Rolls Royce is keen explore opportunities for partnering the Navy with end-to-end solutions for electrification of India’s future warships, said the company.
Rolls Royce’s India President Kishore Jayaraman said the company was committed to support India’s defence modernization and self-reliance programme.
“The Carrier Strike Group tour is a significant opportunity for Rolls-Royce to showcase the results of decades of innovation in naval power and propulsion,” Jayaraman said in a statement.
Rolls Royce top executive in India and South Asia said the company’s experience in supporting the electrification of the Royal Navy’s warships was of particular significance, including the design and deployment of the world’s first hybrid-electric naval system.
“We believe that we can bring great learnings and value to any future programme envisioned by the Indian Navy for developing electric warships,” he added.

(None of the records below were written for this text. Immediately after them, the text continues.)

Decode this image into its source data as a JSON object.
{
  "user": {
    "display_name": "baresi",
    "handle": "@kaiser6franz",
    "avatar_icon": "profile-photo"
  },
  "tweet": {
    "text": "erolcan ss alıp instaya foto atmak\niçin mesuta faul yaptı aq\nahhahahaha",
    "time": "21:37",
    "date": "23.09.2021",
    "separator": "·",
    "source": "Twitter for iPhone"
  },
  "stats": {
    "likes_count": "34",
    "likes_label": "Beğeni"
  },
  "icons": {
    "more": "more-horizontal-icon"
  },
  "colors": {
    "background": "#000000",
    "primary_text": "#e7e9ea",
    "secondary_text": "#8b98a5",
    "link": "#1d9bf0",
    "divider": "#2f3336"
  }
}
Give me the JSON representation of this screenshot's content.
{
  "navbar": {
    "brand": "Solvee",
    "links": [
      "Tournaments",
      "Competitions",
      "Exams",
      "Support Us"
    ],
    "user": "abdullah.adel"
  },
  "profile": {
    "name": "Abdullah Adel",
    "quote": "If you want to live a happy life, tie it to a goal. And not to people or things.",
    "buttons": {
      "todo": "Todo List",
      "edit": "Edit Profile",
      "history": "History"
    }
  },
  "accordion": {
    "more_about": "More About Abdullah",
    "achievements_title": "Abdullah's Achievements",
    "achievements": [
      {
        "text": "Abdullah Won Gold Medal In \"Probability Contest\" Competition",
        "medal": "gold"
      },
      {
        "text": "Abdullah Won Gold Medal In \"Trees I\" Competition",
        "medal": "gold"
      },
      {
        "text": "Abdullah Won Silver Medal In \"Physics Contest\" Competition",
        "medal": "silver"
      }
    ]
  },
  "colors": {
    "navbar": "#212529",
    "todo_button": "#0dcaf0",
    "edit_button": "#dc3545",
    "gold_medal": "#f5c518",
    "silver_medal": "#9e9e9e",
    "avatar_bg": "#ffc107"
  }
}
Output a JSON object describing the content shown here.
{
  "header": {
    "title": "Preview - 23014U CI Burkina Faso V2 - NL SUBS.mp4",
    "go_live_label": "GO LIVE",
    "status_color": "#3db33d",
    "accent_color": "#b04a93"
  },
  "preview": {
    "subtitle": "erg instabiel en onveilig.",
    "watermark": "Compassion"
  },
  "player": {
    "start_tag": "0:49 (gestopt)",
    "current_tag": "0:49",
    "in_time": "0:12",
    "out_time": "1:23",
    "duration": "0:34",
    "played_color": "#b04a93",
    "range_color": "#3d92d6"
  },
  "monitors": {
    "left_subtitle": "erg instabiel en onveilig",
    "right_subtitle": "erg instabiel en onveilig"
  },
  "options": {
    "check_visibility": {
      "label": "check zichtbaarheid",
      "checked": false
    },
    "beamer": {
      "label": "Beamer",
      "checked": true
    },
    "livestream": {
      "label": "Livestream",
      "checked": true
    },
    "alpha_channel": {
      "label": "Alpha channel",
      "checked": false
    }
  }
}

Rolls-Royce is the only manufacturer in the world that has provided navalised marine gas turbine generators into front-line integrated full electric propulsion (IFEP) powered destroyers and aircraft carriers.
Being a key member of the Power and Propulsion Sub-Alliance, Rolls-Royce was responsible for the design, procurement, manufacture, integration, test and delivery of the Queen Elizabeth Carrier ships’ power and propulsion system, which includes the mighty MT30 marine gas turbine and a low voltage electrical distribution system.
Abhishek Singh, Senior Vice President – Defence, India and South East Asia, Rolls-Royce said the Royal Navy ship HMS Queen Elizabeth, which is on India tour, was one of the finest examples of technological excellence in naval warfare.
“We are looking forward to familiarising our Indian customers with Rolls-Royce’s capabilities aboard this majestic warship and to explore areas for collaboration to further strengthen the might and range of the Indian Navy,” Abhishek Singh said.
Richard Partridge, Chief of Naval Systems, Rolls-Royce said the company was well-positioned to partner India for the modernisation of its naval fleet with the right mix of products, experience and capabilities to design, build, deliver and support customised naval systems and solutions.
“Our technologically superior offerings and expertise provide the ideal solutions for developing integrated hybrid-electric and full-electric propulsion for naval vessels, including the integration of the MT30 that brings the most power dense gas turbine to these next generation warships,” Richard Partridge added.
Royal Navy Queen Elizabeth Class carriers
According to British engine maker, the Royal Navy’s new Queen Elizabeth Class (QEC) aircraft carriers operate an IFEP system that is one of the most advanced propulsion systems offering increased power, flexibility and reliability – best suited for large warships.
Rolls Royce provides two MT30 marine gas turbine alternators per ship, rated at 36MW, with the power to propel these vessels beyond 25knots.
Rolls-Royce MT30 Engine
The MT30 alone delivers huge design benefits through its power density, significantly reducing the number of gas turbines required to power advanced naval platforms, said the company.
The MT30 also guarantees its power throughout the 50-year service life expectancy of the ship. The QEC also features a complete Rolls-Royce low voltage (LV) electrical distribution system that distributes enough electricity to power the equivalent of 5,000 family homes.
As electrical power system integrators, the British company said, it provides solutions for both hybrid and all-electric naval vessels, optimising performance to satisfy electrical load demands of the future such as advanced sensor, propulsion and combat systems.
Rolls Royce also offers low voltage (LV) electrical power distribution systems for a range of warship and submarine applications.